Searing indictment of the cowardice of the western elites, and their willing accomplices...

Mohammed's Koran is presented as a Koran, accompanied by a brief introduction. At first glance, it even appears to be just this. In fact, it is something quite different.

The introduction is the purpose of the book, in the same way that the payload is the purpose of a missile. I think it right to compare it to Emile Zola's "J'accuse...!", written more than a century earlier. It is a searing indictment of the cowardice of the western elites, and their willing accomplices in the media, on the path of pre-emptive surrender. All the lies and omissions we have become so used to hearing are laid out in detail. They are named as lies, in a clear, uncompromising manner.

It is a bold salvo against the greatest lie which is suffocating the west - "Islam is a religion of peace"; the lie which paralyzes us, making us unable to even recognize the threat. The purpose of this book is give the average man in the street the confidence to deny this lie when he hears it.

There is, in fact, a Koran in this book. If the introduction is the weapon, then the Koran is both cloak and shield.

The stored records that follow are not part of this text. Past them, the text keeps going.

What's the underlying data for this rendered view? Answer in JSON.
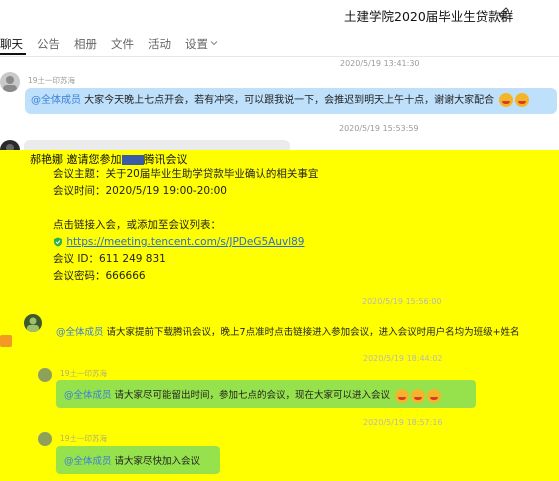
{
  "header": {
    "title": "土建学院2020届毕业生贷款群",
    "tabs": [
      "聊天",
      "公告",
      "相册",
      "文件",
      "活动",
      "设置"
    ]
  },
  "messages": {
    "ts1": "2020/5/19 13:41:30",
    "sender1": "19土一印苏海",
    "msg1_mention": "@全体成员",
    "msg1_text": " 大家今天晚上七点开会，若有冲突，可以跟我说一下，会推迟到明天上午十点，谢谢大家配合",
    "ts2": "2020/5/19 15:53:59",
    "invite_sender": "郝艳娜",
    "invite_text_a": " 邀请您参加",
    "invite_text_b": "腾讯会议",
    "meeting": {
      "topic": "会议主题：关于20届毕业生助学贷款毕业确认的相关事宜",
      "time": "会议时间：2020/5/19 19:00-20:00",
      "blank": "",
      "join_hint": "点击链接入会，或添加至会议列表：",
      "link": "https://meeting.tencent.com/s/JPDeG5Auvl89",
      "id": "会议 ID：611 249 831",
      "password": "会议密码：666666"
    },
    "ts3": "2020/5/19 15:56:00",
    "msg3_mention": "@全体成员",
    "msg3_text": " 请大家提前下载腾讯会议，晚上7点准时点击链接进入参加会议，进入会议时用户名均为班级+姓名",
    "ts4": "2020/5/19 18:44:02",
    "sender4": "19土一印苏海",
    "msg4_mention": "@全体成员",
    "msg4_text": " 请大家尽可能留出时间，参加七点的会议，现在大家可以进入会议",
    "ts5": "2020/5/19 18:57:16",
    "sender5": "19土一印苏海",
    "msg5_mention": "@全体成员",
    "msg5_text": " 请大家尽快加入会议"
  },
  "colors": {
    "highlight": "#ffff00",
    "blue_bubble": "#bfe0fb",
    "green_bubble": "#96e24c",
    "mention": "#3a7fd8"
  }
}
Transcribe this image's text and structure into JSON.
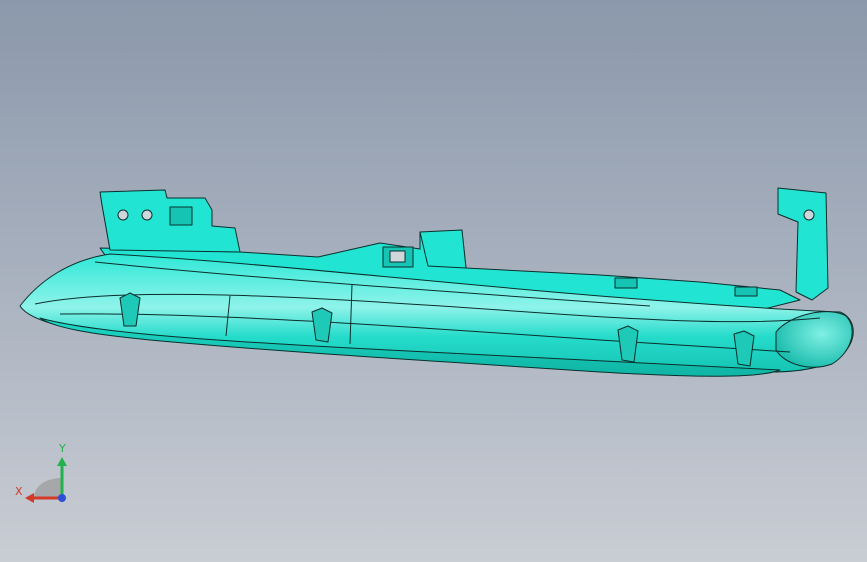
{
  "viewport": {
    "background_top": "#8b98ab",
    "background_bottom": "#c9cdd4"
  },
  "model": {
    "icon": "grille-trim-part-3d-model",
    "face_color": "#21e5d2",
    "highlight_color": "#9ff5ec",
    "edge_color": "#0a2f2c"
  },
  "triad": {
    "icon": "coordinate-axes-triad",
    "x_label": "X",
    "y_label": "Y",
    "x_color": "#d23a2a",
    "y_color": "#22b14c",
    "z_color": "#2a4fd6"
  }
}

It shields the authors against the accusation that they have wrenched verses out of context. It forces into the foreground the Islamic concept of abrogation, without which it is impossible to resolve contradictory verses when they are quoted to you in an argument. Every abrogated verse has a line through it, with a reference to the verse which replaces it. Simple, and effective.

It functions as a cloak in the sense that it uses as camouflage the same multicultural pieties which it despises. What journalist could afford to condemn a Koran? It reeks of Islamophobia. A lot of people might be happy, in principle, to burn a book by Tommy Robinson. I'm not sure how they would handle this one. The only solution is to ignore it, but that's not so effective in this age of the internet, with ebooks to make it instantly available, and facebook/blogs/twitter to spread the word.

In short, it's a clever - perhaps brilliant - piece of propaganda in a good cause. Tommy Robinson and Peter McLoughlin have forged an effective rhetorical weapon for the counter-jihad. I hope it gains the widest possible audience. A few words ought to be said about the courage these two men have shown, in publishing this book. Perhaps some day someone will find such words.